Though the higher ground clearance and off-road emphasis kept it from being a track star. Indeed, healthy amounts of understeer and body roll greeted us in our handling course. It was a little hesitant off the line in speed runs, but once rolling, power poured on steadily. 0-60 in only 7.5-seconds, and through the ¼-mile in 15.6-seconds at 91 miles-per-hour.

Government Fuel Economy Ratings for the AT4 are 17-City, 21-Highway, and 19-Combined; we averaged an acceptable 18.2 miles-per-gallon of Regular. Pricing starts with a 2-wheel-drive Elevation at $38,395. That puts it at midlevel Chevrolet Colorado, with is consistent with the mission of the new Canyon. All other trims come with 4-wheel drive, this AT4 starting at $45,395, and the AT4X now eclipsing Denali as the highest offering at $56,995.

So, as small trucks have grown, so has the price of entry. But if that doesn’t scare you off, there is no denying the 2023 GMC Canyon is yes bigger, but also bolder and badder than before. Does that necessarily make it better? We say positively yes!

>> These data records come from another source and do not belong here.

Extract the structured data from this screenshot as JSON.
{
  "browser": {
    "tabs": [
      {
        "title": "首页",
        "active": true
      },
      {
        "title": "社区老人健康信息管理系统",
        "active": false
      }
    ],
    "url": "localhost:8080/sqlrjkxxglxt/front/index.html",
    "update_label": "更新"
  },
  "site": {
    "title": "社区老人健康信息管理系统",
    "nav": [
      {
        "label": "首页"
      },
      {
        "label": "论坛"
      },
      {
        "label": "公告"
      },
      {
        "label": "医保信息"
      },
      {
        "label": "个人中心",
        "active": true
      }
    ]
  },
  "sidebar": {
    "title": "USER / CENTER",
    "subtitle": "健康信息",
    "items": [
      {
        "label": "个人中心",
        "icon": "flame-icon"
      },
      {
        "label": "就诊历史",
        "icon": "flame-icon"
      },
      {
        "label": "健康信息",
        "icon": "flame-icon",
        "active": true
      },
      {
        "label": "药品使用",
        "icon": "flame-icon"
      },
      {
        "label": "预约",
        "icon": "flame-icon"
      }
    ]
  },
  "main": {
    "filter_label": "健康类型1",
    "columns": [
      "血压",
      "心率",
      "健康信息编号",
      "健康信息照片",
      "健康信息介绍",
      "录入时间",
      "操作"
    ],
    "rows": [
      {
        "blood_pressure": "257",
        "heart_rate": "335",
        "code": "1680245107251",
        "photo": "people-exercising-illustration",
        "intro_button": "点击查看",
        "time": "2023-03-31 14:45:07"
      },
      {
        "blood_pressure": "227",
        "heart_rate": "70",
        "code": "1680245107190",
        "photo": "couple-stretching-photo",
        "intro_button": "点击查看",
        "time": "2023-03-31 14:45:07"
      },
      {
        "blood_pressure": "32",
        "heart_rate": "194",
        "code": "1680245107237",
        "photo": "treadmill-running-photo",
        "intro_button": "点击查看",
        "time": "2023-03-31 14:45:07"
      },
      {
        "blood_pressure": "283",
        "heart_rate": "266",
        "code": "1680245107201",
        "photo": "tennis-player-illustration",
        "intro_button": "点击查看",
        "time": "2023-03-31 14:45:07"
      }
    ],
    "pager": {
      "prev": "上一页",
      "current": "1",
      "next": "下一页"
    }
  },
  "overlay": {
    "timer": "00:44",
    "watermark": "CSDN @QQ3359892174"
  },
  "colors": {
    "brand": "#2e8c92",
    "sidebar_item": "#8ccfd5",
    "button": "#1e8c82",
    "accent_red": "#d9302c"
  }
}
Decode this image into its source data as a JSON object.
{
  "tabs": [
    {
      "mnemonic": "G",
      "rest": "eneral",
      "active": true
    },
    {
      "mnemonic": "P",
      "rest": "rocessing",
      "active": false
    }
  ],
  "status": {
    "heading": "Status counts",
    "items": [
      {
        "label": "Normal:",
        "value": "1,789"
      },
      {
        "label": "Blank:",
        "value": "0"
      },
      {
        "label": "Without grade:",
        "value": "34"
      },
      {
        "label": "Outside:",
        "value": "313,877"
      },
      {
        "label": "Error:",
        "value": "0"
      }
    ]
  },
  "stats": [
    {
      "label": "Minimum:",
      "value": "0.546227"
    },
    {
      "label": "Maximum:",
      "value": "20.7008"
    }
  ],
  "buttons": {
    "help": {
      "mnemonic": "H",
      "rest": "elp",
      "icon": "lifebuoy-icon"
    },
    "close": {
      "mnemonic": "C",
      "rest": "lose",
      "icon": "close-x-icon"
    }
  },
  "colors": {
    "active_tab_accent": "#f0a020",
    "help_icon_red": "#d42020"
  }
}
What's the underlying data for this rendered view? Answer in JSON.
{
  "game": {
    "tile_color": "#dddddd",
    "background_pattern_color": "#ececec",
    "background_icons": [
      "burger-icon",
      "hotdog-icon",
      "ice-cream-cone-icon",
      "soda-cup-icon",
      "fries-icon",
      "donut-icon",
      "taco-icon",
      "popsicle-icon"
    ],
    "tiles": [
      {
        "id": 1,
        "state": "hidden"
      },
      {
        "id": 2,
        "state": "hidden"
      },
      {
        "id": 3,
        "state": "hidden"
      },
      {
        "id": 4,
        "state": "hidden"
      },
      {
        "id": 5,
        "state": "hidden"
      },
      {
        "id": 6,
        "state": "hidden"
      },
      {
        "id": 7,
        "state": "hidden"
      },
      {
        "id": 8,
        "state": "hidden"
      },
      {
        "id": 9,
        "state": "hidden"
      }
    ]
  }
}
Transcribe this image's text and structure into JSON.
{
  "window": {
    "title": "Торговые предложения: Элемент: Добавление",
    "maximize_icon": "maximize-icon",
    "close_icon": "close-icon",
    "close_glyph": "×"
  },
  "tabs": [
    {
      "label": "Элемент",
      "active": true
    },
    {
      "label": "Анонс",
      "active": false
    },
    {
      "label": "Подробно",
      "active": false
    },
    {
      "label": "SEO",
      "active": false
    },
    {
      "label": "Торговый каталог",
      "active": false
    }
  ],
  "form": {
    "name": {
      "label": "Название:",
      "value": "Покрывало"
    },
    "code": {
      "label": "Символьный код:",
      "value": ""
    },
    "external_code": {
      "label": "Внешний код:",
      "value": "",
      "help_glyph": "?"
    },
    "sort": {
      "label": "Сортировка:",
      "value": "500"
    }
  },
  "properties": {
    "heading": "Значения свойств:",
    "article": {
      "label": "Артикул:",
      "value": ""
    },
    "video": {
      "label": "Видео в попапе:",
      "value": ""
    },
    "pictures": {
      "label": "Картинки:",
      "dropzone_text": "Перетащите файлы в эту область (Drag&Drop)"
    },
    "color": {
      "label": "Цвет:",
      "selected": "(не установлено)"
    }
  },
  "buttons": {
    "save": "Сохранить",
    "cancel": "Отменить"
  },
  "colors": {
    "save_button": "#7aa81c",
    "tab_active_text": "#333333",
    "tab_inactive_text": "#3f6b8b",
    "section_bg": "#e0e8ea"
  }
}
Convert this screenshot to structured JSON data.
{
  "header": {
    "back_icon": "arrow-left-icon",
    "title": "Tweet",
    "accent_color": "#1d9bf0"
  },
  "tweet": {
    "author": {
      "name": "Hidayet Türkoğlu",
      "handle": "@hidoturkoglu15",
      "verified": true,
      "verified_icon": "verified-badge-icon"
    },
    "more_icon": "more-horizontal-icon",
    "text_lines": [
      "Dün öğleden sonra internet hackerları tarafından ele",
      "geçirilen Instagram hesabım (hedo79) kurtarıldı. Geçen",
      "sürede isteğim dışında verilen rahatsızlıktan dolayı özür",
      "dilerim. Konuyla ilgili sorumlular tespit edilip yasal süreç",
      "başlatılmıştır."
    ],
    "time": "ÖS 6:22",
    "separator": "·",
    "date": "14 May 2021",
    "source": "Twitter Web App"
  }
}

  • Engine: 2.7L Turbo-4
  • Horsepower: 310
  • 0-60 mph: 7.5 seconds
  • 60-0 Braking: 121 feet (avg)
  • MW Fuel Economy: 18.2 mpg (Regular)
  • Transmission: 8-speed auto
  • Torque: 430 lb-ft.
  • 1/4 Mile: 15.6-seconds at 91 mph
  • EPA: 17 City / 21 Highway / 19 Combined